> REQUIRED WORK: The number needed is how many lines of the data hold the string "icon". Give that number and nothing more.

━━━━━ GIVEN RECORDS ━━━━━

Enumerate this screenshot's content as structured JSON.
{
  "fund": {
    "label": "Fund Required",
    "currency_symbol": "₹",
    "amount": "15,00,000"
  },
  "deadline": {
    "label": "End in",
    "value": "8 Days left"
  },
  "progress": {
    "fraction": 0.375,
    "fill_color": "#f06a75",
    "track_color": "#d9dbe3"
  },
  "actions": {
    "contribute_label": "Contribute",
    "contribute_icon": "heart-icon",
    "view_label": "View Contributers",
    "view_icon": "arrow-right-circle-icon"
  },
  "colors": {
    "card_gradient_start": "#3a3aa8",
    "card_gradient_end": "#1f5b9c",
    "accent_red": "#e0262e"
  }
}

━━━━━

> SOLVED EXERCISE: 2